As part of its commitment to groom the next generation of West African leaders, the West Africa Civil Society Institute (WACSI) has been a key implementing partner of the YALI programme. It is within this context that, WACSI cofacilitated from 6 to 12 November 2019, 6 Modules of the civic leadership curriculum of the Cohort 15 of the YALI Regional Leadership Center West Africa at the Ghana Institute of Management and Public Administration (GIMPA).
47 young leaders took part in this 6-day intensive training.

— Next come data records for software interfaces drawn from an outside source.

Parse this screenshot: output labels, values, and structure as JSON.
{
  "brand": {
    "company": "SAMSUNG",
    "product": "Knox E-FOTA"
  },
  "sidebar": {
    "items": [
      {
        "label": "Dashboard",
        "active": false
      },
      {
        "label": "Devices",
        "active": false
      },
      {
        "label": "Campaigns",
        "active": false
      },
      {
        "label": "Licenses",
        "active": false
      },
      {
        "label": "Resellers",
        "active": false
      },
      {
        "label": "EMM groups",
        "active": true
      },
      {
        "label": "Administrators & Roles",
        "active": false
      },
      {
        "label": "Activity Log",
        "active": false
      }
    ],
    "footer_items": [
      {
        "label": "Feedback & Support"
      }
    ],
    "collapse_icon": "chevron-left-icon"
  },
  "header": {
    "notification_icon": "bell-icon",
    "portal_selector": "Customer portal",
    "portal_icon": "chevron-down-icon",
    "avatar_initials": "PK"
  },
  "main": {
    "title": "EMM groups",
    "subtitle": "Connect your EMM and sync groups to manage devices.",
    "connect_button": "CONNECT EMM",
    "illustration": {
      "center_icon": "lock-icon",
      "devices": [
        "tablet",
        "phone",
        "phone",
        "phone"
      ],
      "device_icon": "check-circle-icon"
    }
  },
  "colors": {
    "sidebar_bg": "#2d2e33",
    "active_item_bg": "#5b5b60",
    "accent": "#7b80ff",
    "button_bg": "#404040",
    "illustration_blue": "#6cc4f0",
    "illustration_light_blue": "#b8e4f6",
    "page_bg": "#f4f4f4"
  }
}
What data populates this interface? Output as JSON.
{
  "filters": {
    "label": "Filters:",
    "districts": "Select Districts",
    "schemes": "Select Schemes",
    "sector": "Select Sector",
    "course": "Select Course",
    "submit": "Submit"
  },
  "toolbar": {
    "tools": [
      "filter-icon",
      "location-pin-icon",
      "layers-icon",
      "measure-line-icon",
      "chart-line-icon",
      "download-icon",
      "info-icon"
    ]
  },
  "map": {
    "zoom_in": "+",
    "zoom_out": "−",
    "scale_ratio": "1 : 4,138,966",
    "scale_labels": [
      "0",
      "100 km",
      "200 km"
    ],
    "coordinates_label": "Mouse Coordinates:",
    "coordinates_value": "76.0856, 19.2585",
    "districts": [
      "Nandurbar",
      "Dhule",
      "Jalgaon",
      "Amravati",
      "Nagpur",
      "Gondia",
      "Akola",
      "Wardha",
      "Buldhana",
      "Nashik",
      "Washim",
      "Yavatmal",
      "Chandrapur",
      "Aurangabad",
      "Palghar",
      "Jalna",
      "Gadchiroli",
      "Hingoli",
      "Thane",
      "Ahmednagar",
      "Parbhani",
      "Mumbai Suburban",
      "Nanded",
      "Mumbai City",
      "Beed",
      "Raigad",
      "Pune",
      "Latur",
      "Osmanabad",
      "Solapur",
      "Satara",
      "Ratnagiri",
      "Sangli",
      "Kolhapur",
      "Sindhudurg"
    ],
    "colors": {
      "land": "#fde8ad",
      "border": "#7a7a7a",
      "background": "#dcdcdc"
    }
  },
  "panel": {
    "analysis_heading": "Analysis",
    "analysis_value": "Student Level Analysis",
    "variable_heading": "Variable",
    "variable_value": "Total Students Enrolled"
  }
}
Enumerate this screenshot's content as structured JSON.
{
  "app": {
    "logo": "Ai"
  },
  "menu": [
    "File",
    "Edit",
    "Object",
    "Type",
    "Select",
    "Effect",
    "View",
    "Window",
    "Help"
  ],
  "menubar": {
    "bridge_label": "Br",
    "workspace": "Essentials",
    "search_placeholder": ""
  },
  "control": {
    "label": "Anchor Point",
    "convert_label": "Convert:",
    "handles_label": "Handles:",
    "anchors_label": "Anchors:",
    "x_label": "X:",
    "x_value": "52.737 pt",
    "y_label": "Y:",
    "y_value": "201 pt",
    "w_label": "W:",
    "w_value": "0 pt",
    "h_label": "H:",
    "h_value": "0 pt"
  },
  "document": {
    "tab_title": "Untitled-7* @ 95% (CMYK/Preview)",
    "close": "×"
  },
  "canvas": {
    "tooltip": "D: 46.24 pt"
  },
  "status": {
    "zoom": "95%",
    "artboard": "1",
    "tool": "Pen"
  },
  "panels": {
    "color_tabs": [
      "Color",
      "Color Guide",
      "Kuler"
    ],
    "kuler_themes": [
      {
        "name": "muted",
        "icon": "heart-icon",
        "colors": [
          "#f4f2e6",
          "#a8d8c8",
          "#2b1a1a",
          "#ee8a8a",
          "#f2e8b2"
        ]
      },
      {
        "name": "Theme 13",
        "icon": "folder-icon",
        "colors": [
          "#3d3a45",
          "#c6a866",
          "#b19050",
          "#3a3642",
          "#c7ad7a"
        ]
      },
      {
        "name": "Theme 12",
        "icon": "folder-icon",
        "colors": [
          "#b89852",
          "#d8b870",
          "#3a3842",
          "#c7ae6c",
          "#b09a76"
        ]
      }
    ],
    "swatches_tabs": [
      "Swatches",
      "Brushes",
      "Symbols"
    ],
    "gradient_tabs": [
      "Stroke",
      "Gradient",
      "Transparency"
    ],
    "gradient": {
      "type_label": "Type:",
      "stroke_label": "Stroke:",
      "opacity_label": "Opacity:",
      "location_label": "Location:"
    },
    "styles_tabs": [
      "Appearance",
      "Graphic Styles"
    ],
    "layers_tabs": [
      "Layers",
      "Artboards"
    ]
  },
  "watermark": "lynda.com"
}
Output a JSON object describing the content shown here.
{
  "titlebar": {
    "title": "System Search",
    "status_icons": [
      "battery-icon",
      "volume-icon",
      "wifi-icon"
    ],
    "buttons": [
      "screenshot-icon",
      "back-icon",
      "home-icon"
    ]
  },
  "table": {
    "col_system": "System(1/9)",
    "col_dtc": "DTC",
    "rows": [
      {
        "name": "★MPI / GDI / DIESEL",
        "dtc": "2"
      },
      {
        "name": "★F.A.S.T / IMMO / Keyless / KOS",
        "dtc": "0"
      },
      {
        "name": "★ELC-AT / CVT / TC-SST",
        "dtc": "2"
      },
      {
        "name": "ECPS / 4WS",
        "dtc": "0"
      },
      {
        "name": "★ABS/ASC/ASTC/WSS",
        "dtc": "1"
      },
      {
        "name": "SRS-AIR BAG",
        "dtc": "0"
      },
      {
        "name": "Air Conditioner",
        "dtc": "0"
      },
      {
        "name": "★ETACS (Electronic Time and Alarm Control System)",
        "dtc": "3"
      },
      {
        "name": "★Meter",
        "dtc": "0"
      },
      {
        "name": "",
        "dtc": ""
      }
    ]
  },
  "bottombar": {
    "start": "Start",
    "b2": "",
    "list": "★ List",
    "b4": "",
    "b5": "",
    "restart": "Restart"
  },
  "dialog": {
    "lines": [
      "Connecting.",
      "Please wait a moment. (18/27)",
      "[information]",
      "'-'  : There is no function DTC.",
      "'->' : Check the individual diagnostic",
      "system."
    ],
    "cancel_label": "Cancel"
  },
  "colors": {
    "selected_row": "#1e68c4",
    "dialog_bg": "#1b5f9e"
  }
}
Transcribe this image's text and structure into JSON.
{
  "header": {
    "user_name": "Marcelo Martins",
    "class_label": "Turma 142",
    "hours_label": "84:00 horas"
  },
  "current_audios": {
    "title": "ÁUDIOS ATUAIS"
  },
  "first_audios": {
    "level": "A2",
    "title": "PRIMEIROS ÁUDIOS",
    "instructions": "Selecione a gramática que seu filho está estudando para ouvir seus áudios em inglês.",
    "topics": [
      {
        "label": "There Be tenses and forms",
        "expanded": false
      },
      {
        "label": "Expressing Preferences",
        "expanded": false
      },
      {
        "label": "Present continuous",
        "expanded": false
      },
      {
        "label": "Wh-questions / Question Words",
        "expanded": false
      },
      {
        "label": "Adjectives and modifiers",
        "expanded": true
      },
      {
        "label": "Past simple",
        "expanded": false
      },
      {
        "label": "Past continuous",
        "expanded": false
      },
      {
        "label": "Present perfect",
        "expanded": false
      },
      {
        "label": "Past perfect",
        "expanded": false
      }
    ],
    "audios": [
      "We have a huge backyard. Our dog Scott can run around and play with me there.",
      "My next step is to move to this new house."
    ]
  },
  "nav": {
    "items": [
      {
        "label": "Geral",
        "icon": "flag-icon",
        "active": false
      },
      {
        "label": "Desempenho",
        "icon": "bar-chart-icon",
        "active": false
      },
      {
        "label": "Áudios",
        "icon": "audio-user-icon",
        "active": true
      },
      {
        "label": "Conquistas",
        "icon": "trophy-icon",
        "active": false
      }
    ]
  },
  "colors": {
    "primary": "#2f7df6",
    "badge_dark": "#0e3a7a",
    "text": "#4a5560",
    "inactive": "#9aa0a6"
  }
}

After the training, Aminata Gba Kamara, a YALI Fellow from Sierra Leone said she has acquired a lot of knowledge on civil society sustainability, leadership, proper communication and organisational branding through the means of storytelling [success stories] and how to write an accurate proposal with budget. “I will share the knowledge I have gained from the training to my colleagues when I return, and also use it to strengthen the work of my organisation and personal business as an AdvocatePreneur [Entrepreneurship combine with Advocacy]” she added.
Sarah Kuponiyi also said she has gained numerous skills, especially in the area of civil society sustainability, how she will run her organization and development in terms of growth. “I will step down knowledge acquired to other young leaders who are trying to impact their community”, she said.
Billy Harry Sesay’s pinning point, after the training is the concept of civil society sustainability and the 12 alternative funding models for CSOs. Billy added that, going back to his organization, he will put in practice the knowledge gathered to implement at least one model of internal funding and start reducing the dependence of its organisation on proposal writing and foreign donors. “We will also refine our policy advocacy strategies, and give sufficient attention to the communication and visibility aspect of our work”
Ultimately, engaging with the cohort 15 of YALI-RLC West Africa has been an amazing experience and constitute an incredible catalyst of the great potential that lies in the African youth population.
Authour: Michael Kumordzi Tetteh